The coronavirus may have caused ripples of disruption across the freight spectrum, but in many instances it has sparked industry initiatives and improvement out of necessity, shaking supply-chain services out of their comfort zone and ushering in much-needed progress.
One such instance is the electronic customs space, where manual manifest declaration is fast making way for digital solutions.
One could say it wasn’t a case of being nudged out of the way.
Rather it came down to the pandemic pushing old-fashioned ways to where they belong – the dustbin of cargo-clearing history.
At least that’s the view of Louise Wiggett, founder and managing director of Global Trade Solution, one of South Africa’s e-clearance platform providers.
Commenting on recent news that an implementation initiative for electronic tariff platform (ETF) processing is under way in Liberia, a country that is, for the most part, synonymous with upheaval and internecine conflict, Wiggett said it could only be welcomed.
“One of the uplifting aspects of Covid-19 has been the accelerated drive in both public and private sector institutions to enable the digitisation of previous manual processes and procedures.
“The recently announced project in Liberia is an excellent example of the digitisation enablement that is being prioritised within the public sector.”
Wiggett also contextualised the Harmonized System (HS) Programme by the European Union (EU) and World Customs Union (WCO) whereby Liberia’s ETF implementation is taking shape.
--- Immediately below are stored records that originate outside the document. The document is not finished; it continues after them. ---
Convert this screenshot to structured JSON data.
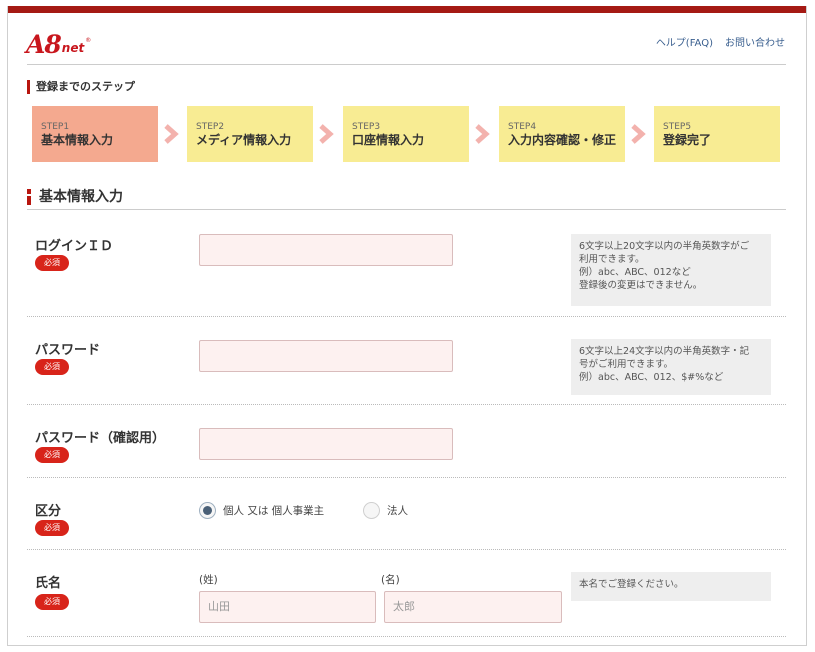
{
  "header": {
    "logo": {
      "main": "A8",
      "suffix": "net"
    },
    "links": [
      "ヘルプ(FAQ)",
      "お問い合わせ"
    ]
  },
  "steps_title": "登録までのステップ",
  "steps": [
    {
      "num": "STEP1",
      "name": "基本情報入力",
      "active": true
    },
    {
      "num": "STEP2",
      "name": "メディア情報入力",
      "active": false
    },
    {
      "num": "STEP3",
      "name": "口座情報入力",
      "active": false
    },
    {
      "num": "STEP4",
      "name": "入力内容確認・修正",
      "active": false
    },
    {
      "num": "STEP5",
      "name": "登録完了",
      "active": false
    }
  ],
  "section_title": "基本情報入力",
  "required_badge": "必須",
  "fields": {
    "login_id": {
      "label": "ログインＩＤ",
      "value": "",
      "hint": [
        "6文字以上20文字以内の半角英数字がご",
        "利用できます。",
        "例）abc、ABC、012など",
        "登録後の変更はできません。"
      ]
    },
    "password": {
      "label": "パスワード",
      "value": "",
      "hint": [
        "6文字以上24文字以内の半角英数字・記",
        "号がご利用できます。",
        "例）abc、ABC、012、$#%など"
      ]
    },
    "password_confirm": {
      "label": "パスワード（確認用）",
      "value": ""
    },
    "category": {
      "label": "区分",
      "options": [
        "個人 又は 個人事業主",
        "法人"
      ],
      "selected": "個人 又は 個人事業主"
    },
    "name": {
      "label": "氏名",
      "last_label": "(姓)",
      "first_label": "(名)",
      "last_placeholder": "山田",
      "first_placeholder": "太郎",
      "hint": [
        "本名でご登録ください。"
      ]
    }
  },
  "colors": {
    "topbar": "#a51a14",
    "step_active": "#f4a98f",
    "step_inactive": "#f8ec93",
    "required": "#d8241a",
    "input_bg": "#fdf1f0"
  }
}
“The main aim of the EU-WCO HS-Africa Programme,” she said, “is to ensure the application of the WCO HS changes on the 1st of January 2022 across the African continent, and the adoption of the digitised approach by Liberia is a big step forward in achieving this outcome.”